Carp will also surface feed if you provide them with things like trout pellets, cat biscuits, frozen peas, bread and canned corn. These baits are cheap and effective, just attach them to a small size 6 hook and go fishing, most times bread proves the winning bait, especially for people new to carp fishing.
For the pellets and biscuits, dip them quickly in some water before you leave home, then place them into a sealed plastic bag, after about an hour they will be soft enough to place on a hook. Always have a back-up bait such as bread, dough balls, or corn though, just incase the pellets / biscuits become too soggy. Soggy bait doesn’t go to waste however, just throw it in the region where your corn or bread is floating and it will sit in the water column, attracting not only carp but also perch, tench and trout!
Once carp are interested in feeding you will often see them floating around the area of your bait, give them time to feel that the bait is safe to take from the surface, as they are quite fussy with surface baits and the slightest sign of a human nearby will have them swimming for their life, and unlikely to return. You will need to have some stealth about you, avoid sudden movements and wait until you are sure the bait has been taken before setting the hook.
Another method can be to throw whatever you are using for bait into the water first, until you see them eating it from the surface, at that time, from a distance the carp can not see your movement, cast out the bait on a hook, the carp will often be in a feeding frenzy at this time, so will try to quickly snap up your bait before competition arrives. This method can be extremely enjoyable and fun, as you get to see every little bit of the action.
Things to remember when carp fishing:
Carp will always taste food before they fully inhale it, if they don’t like the taste they will spit it out in fear and will not return.
Large carp such as those found naturally in Europe are much heavier, and require a much heavier line to sustain them, most people prefer to use a 50lbs line with a smaller, 20lbs or so leader when targeting them in their natural range.
Although tench are a little different to carp, most carp fishing techniques will work well with tench too, tench are great eating and far superior in taste to european carp.
European carp (and european perch) love the taste of strawberry, if fishing with bread, dipping it in some strawberry essence mixed with water can add extra attraction to your bait.
On all baits, you can use a 3 foot leader with a float attached if you need some extra distance. Otherwise dough balls are usually a good weight for casting a fair distance, they will float if you added yeast to the mix beforehand, or if you want a sinking bait just avoid using self-raising flour, or regular flour with added yeast or bi-carb soda.
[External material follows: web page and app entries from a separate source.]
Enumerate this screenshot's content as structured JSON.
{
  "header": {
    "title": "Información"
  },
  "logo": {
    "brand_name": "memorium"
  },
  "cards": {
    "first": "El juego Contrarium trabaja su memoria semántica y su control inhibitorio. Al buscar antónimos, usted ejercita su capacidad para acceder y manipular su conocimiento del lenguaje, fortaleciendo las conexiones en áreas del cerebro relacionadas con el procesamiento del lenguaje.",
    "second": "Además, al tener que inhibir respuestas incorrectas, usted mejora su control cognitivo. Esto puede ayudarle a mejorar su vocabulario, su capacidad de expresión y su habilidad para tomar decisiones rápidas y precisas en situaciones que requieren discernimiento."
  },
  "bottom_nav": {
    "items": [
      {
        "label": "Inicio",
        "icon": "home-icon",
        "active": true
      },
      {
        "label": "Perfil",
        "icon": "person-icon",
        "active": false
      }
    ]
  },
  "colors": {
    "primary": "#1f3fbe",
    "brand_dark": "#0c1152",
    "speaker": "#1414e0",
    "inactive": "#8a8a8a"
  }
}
Don’t forget that the 3 foot leader must be of a 10lbs rating or higher, 12lbs is preferred for regular sized carp. This can be regular mono-filament and doesn’t need to be anything special, the good thing about fishing for carp is you can keep your costs down, so there is often no need for fancy line or equipment, but of course, sometimes there is! 😉
Keeping a good amount of bait as an attractant is the most professional way of catching carp, pre baiting a fishng spot for one or two days earlier at the time you plan fishing the third day can get the local fish in that area accustomed to when food is available, making the third days fishing much more productive.
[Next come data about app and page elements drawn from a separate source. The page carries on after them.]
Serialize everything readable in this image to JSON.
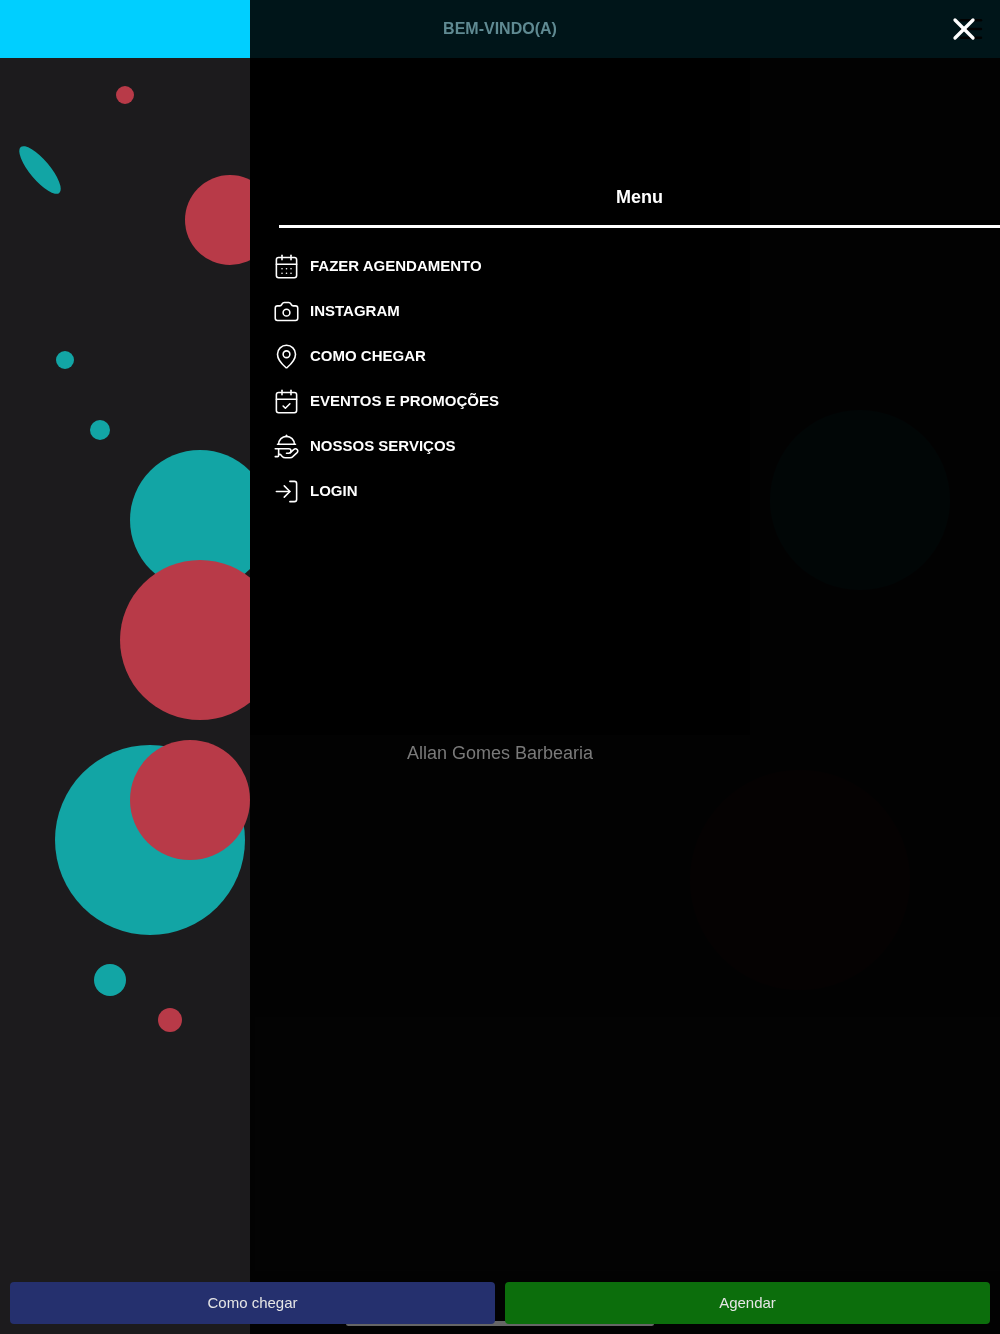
{
  "header": {
    "title": "BEM-VINDO(A)"
  },
  "background_title": "Allan Gomes Barbearia",
  "menu": {
    "title": "Menu",
    "items": [
      {
        "kind": "schedule",
        "label": "FAZER AGENDAMENTO"
      },
      {
        "kind": "instagram",
        "label": "INSTAGRAM"
      },
      {
        "kind": "location",
        "label": "COMO CHEGAR"
      },
      {
        "kind": "events",
        "label": "EVENTOS E PROMOÇÕES"
      },
      {
        "kind": "services",
        "label": "NOSSOS SERVIÇOS"
      },
      {
        "kind": "login",
        "label": "LOGIN"
      }
    ]
  },
  "bottom_buttons": [
    {
      "label": "Como chegar",
      "color": "#25306e"
    },
    {
      "label": "Agendar",
      "color": "#0c6e0c"
    }
  ]
}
Remember to keep patient, avoid fast movements, and keep hidden from the carps line of sight for all to work out well!
Good luck and tight lines!